EXAMPLES OF FUEL CELL ELECTRIC VEHICLES (FCEVs)
BMW iX5, Honda Clarity, Hyundai Nexo, Hyundai Nexo Blue, Hyundai Staria Fuel Cell, Ineos Grenadier Hydrogen, Kia FK, Land Rover Defender Fuel Cell, Range Rover FCEV, Toyota Mirai LE, Toyota Mirai Limited, Toyota Mirai XLE.
SOLAR ELECTRIC VEHICLES (SEVs)

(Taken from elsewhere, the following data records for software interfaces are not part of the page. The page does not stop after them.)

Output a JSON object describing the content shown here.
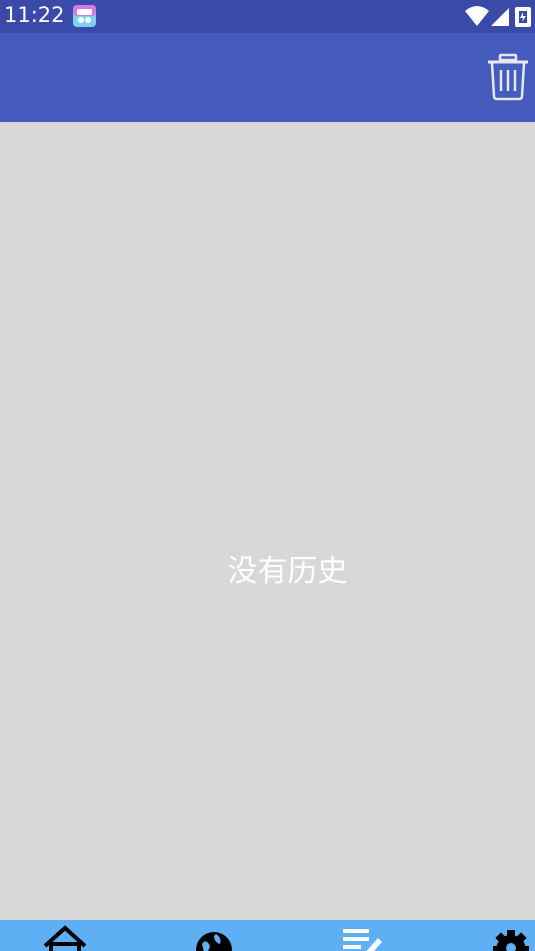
{
  "status_bar": {
    "time": "11:22",
    "icons": [
      "app-icon",
      "wifi-icon",
      "cellular-signal-icon",
      "battery-icon"
    ]
  },
  "app_bar": {
    "actions": [
      {
        "icon": "trash-icon"
      }
    ]
  },
  "content": {
    "empty_message": "没有历史"
  },
  "bottom_nav": {
    "items": [
      {
        "icon": "home-icon"
      },
      {
        "icon": "globe-icon"
      },
      {
        "icon": "notes-edit-icon",
        "selected": true
      },
      {
        "icon": "gear-icon"
      }
    ]
  },
  "colors": {
    "status_bar": "#3a4aa9",
    "app_bar": "#455bbe",
    "background": "#d8d8d8",
    "bottom_nav": "#5eaff3",
    "text_on_dark": "#ffffff"
  }
}
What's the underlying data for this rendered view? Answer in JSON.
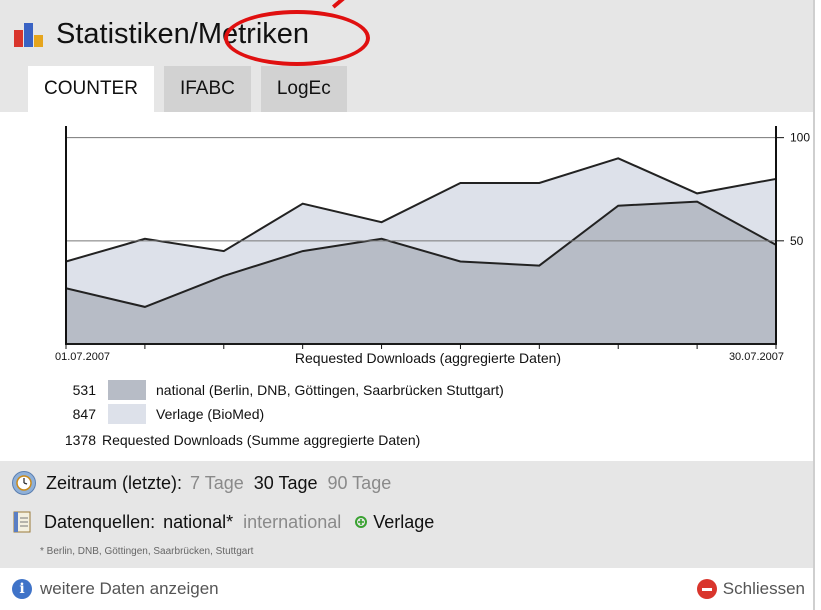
{
  "header": {
    "title": "Statistiken/Metriken",
    "icon": "bar-chart-icon"
  },
  "tabs": [
    {
      "label": "COUNTER",
      "active": true
    },
    {
      "label": "IFABC",
      "active": false
    },
    {
      "label": "LogEc",
      "active": false
    }
  ],
  "chart_data": {
    "type": "area",
    "title": "",
    "xlabel": "Requested Downloads (aggregierte Daten)",
    "x_tick_labels": [
      "01.07.2007",
      "30.07.2007"
    ],
    "y_tick_labels": [
      "100",
      "50"
    ],
    "ylim": [
      0,
      110
    ],
    "x": [
      0,
      1,
      2,
      3,
      4,
      5,
      6,
      7,
      8,
      9
    ],
    "series": [
      {
        "name": "Verlage (BioMed)",
        "color": "#dde1ea",
        "values": [
          40,
          51,
          45,
          68,
          59,
          78,
          78,
          90,
          73,
          80
        ]
      },
      {
        "name": "national (Berlin, DNB, Göttingen, Saarbrücken Stuttgart)",
        "color": "#b7bcc6",
        "values": [
          27,
          18,
          33,
          45,
          51,
          40,
          38,
          67,
          69,
          48
        ]
      }
    ],
    "reference_lines": [
      50,
      100
    ],
    "grid": false
  },
  "legend": [
    {
      "count": "531",
      "color": "#b7bcc6",
      "label": "national (Berlin, DNB, Göttingen, Saarbrücken Stuttgart)"
    },
    {
      "count": "847",
      "color": "#dde1ea",
      "label": "Verlage (BioMed)"
    },
    {
      "count": "1378",
      "color": "",
      "label": "Requested Downloads (Summe aggregierte Daten)"
    }
  ],
  "period": {
    "label": "Zeitraum (letzte):",
    "options": [
      "7 Tage",
      "30 Tage",
      "90 Tage"
    ],
    "selected": "30 Tage",
    "icon": "clock-icon"
  },
  "sources": {
    "label": "Datenquellen:",
    "national": "national*",
    "international": "international",
    "verlage": "Verlage",
    "footnote": "* Berlin, DNB, Göttingen, Saarbrücken, Stuttgart",
    "icon": "notepad-icon",
    "add_icon": "plus-circle-icon"
  },
  "footer": {
    "more_label": "weitere Daten anzeigen",
    "close_label": "Schliessen",
    "info_icon": "info-icon",
    "close_icon": "minus-circle-icon"
  }
}
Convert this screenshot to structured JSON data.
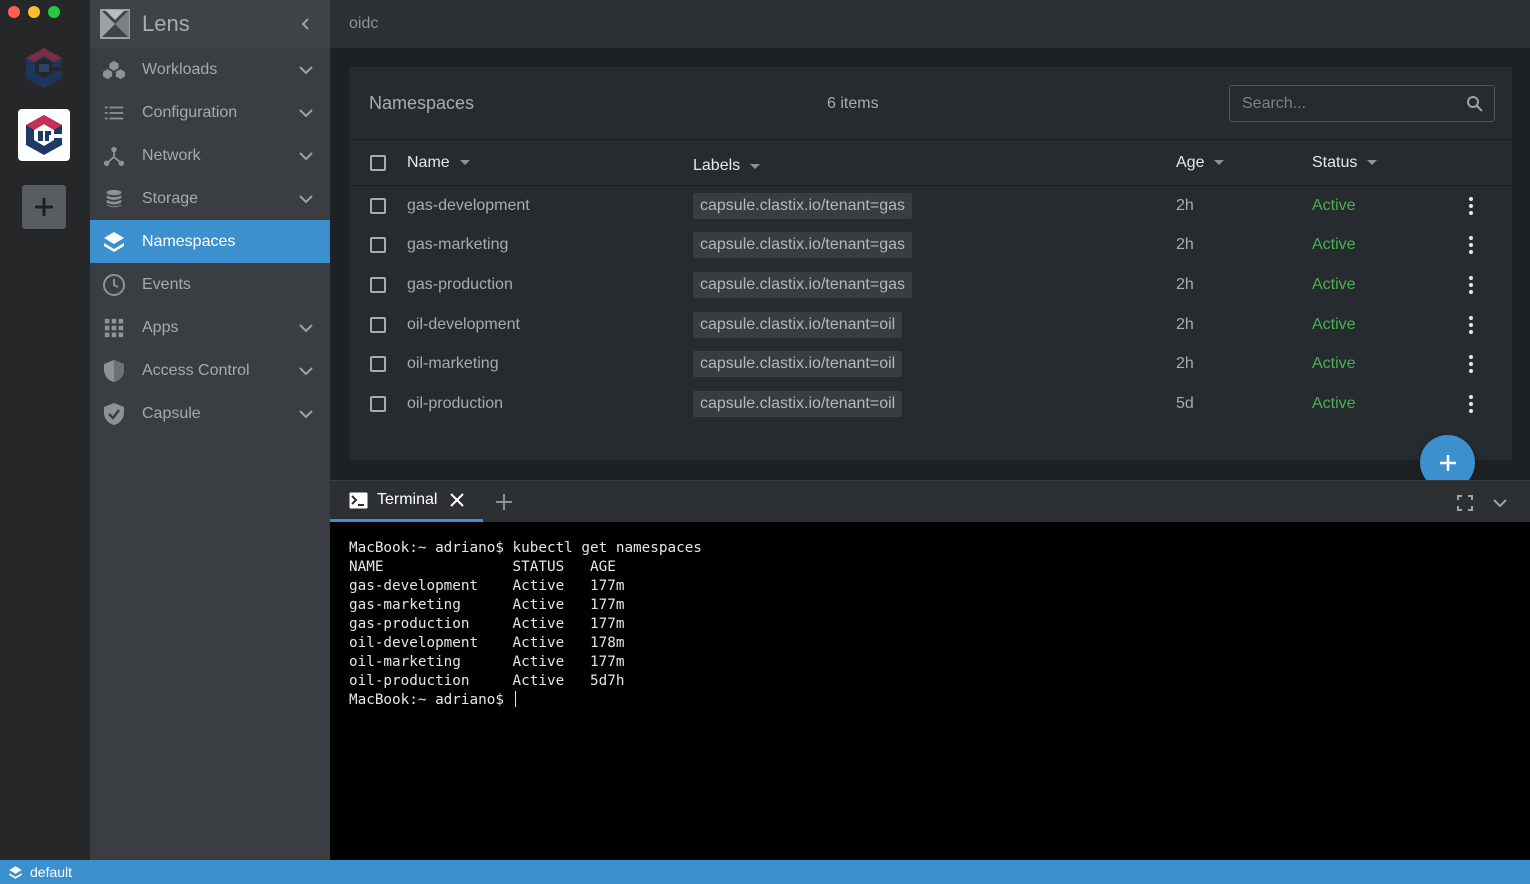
{
  "app": {
    "name": "Lens",
    "header_title": "oidc"
  },
  "sidebar": {
    "items": [
      {
        "label": "Workloads",
        "icon": "workloads-icon",
        "expandable": true
      },
      {
        "label": "Configuration",
        "icon": "list-icon",
        "expandable": true
      },
      {
        "label": "Network",
        "icon": "network-icon",
        "expandable": true
      },
      {
        "label": "Storage",
        "icon": "storage-icon",
        "expandable": true
      },
      {
        "label": "Namespaces",
        "icon": "layers-icon",
        "expandable": false,
        "active": true
      },
      {
        "label": "Events",
        "icon": "clock-icon",
        "expandable": false
      },
      {
        "label": "Apps",
        "icon": "apps-grid-icon",
        "expandable": true
      },
      {
        "label": "Access Control",
        "icon": "shield-icon",
        "expandable": true
      },
      {
        "label": "Capsule",
        "icon": "shield-check-icon",
        "expandable": true
      }
    ]
  },
  "namespaces": {
    "title": "Namespaces",
    "count": "6 items",
    "search_placeholder": "Search...",
    "columns": {
      "name": "Name",
      "labels": "Labels",
      "age": "Age",
      "status": "Status"
    },
    "rows": [
      {
        "name": "gas-development",
        "label": "capsule.clastix.io/tenant=gas",
        "age": "2h",
        "status": "Active"
      },
      {
        "name": "gas-marketing",
        "label": "capsule.clastix.io/tenant=gas",
        "age": "2h",
        "status": "Active"
      },
      {
        "name": "gas-production",
        "label": "capsule.clastix.io/tenant=gas",
        "age": "2h",
        "status": "Active"
      },
      {
        "name": "oil-development",
        "label": "capsule.clastix.io/tenant=oil",
        "age": "2h",
        "status": "Active"
      },
      {
        "name": "oil-marketing",
        "label": "capsule.clastix.io/tenant=oil",
        "age": "2h",
        "status": "Active"
      },
      {
        "name": "oil-production",
        "label": "capsule.clastix.io/tenant=oil",
        "age": "5d",
        "status": "Active"
      }
    ]
  },
  "dock": {
    "tab_label": "Terminal"
  },
  "terminal": {
    "lines": [
      "MacBook:~ adriano$ kubectl get namespaces",
      "NAME               STATUS   AGE",
      "gas-development    Active   177m",
      "gas-marketing      Active   177m",
      "gas-production     Active   177m",
      "oil-development    Active   178m",
      "oil-marketing      Active   177m",
      "oil-production     Active   5d7h"
    ],
    "prompt": "MacBook:~ adriano$ "
  },
  "statusbar": {
    "namespace": "default"
  },
  "colors": {
    "accent": "#3d90ce",
    "active_status": "#4caf50"
  }
}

Solar Electric Vehicles (SEVs) are electric cars that use photovoltaic cells, like those used in solar panels, to convert energy generated from sunlight into electricity. The solar energy generated from the sun is used to top up the battery pack allowing for a longer range of travel when compared to a standard BEV. The generated solar energy is completely free and has no cost impact on the vehicle owner, potentially reducing the total cost of ownership of a Solar Electric Vehicle. However, you need the sun; if the sun is not out, then your SEV will act as an all-electric vehicle. SEVs can be charged using a level 1, level 2, or level 3 type EV charger. Some examples of companies that manufacture SEVs include Aptera, Lightyear, and Sono Motors.